This project was supported by the Department of Veterans Affairs (VA) Health Service Research and Development Service, the VA Desert Pacific Mental Illness Research, Education, and Clinical Center (MIRECC), the VA Center of Excellence for the Study of Healthcare Provider Behavior, and by grant P50-MH-54623 from the National Institute of Mental Health to the University of California, Los Angeles-Rand Research Center on Managed Care for Psychiatric Disorders.
When this work was done, Dr. Cradock-O'Leary was affiliated with the Department of Veterans Affairs (VA) Desert Pacific Mental Illness Research, Education, and Clinical Center (MIRECC) in Los Angeles, where Dr. Young is affiliated. Dr. Cradock-O'Leary is currently affiliated with the Southcentral Foundation in Anchorage, Alaska. Dr. Young, Dr. Yano, Ms. Wang, and Dr. Lee are affiliated with the VA Health Services Research and Development Center of Excellence for the Study of Healthcare Provider Behavior in Los Angeles. Dr. Yano and Dr. Lee are also with the School of Public Health of the University of California, Los Angeles. Address correspondence to Dr. Young, West Los Angeles Healthcare Center, 11301 Wilshire Boulevard (210A), Los Angeles, California 90073. This paper is one of several in this issue focusing on the health and health care of persons with severe mental illness.
Characteristics of veterans who received treatment in Veterans Integrated Service Network 22 during fiscal year 2000, by diagnostic group
Regression coefficients for diagnostic variablesa associated with the number of medical visits made by patients in Veterans Integrated Service Network 22 in fiscal year 2000
a More complete data on demographic variables are available from the authors.
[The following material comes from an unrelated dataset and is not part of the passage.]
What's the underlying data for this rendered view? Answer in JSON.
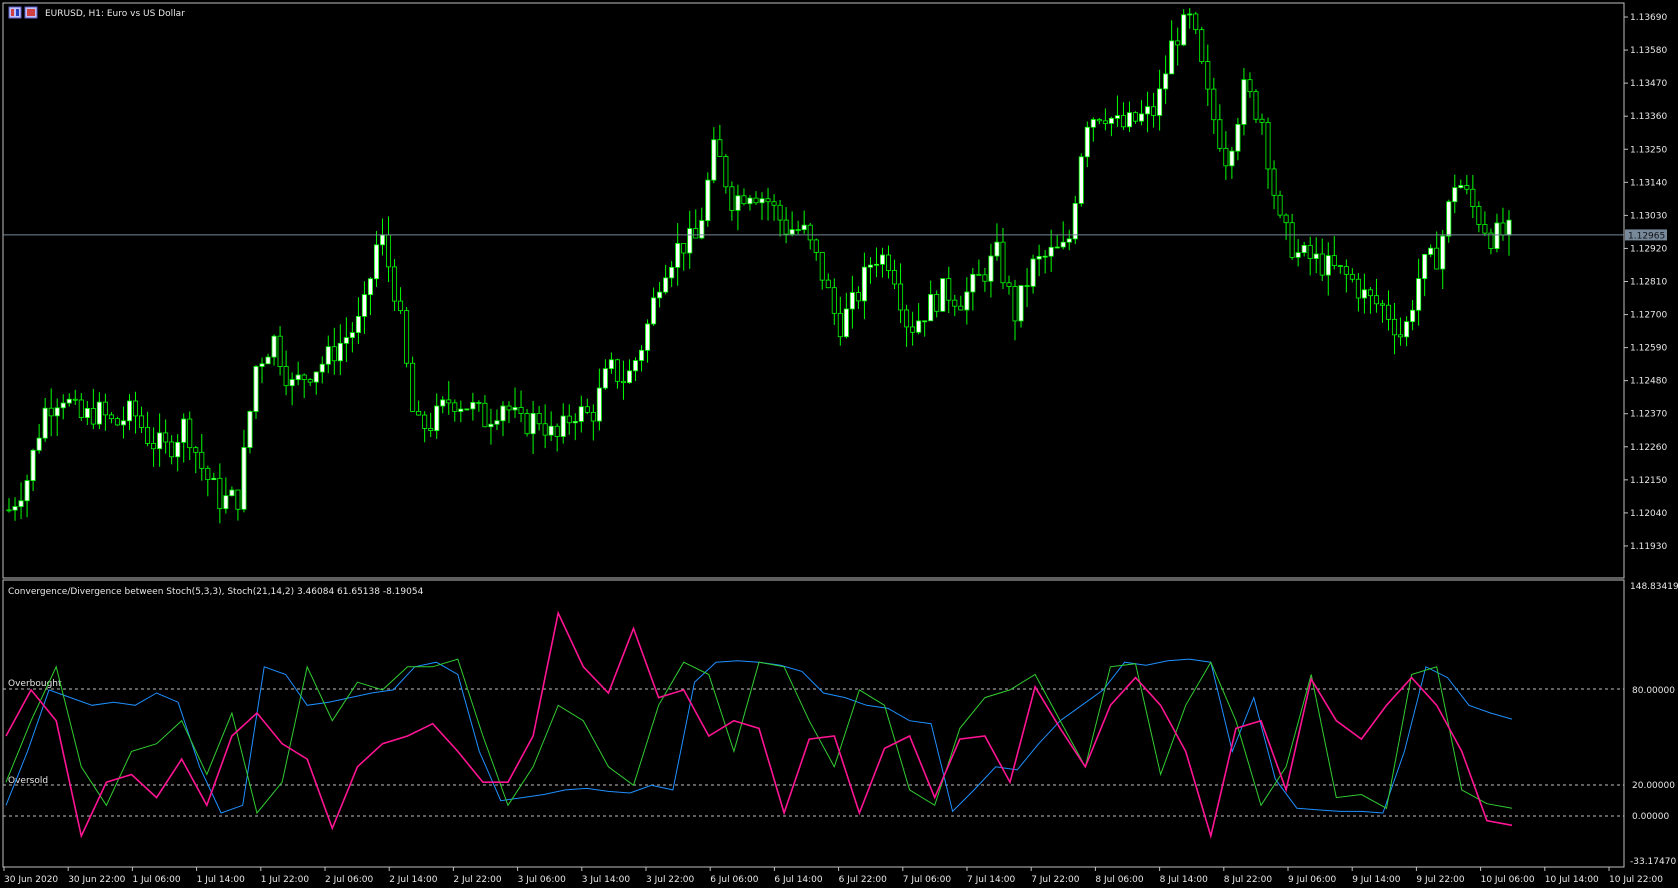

Predictors of one or more medical visits during fiscal year 2000 among veterans aged 50 years and older in Veterans Integrated Service Network 22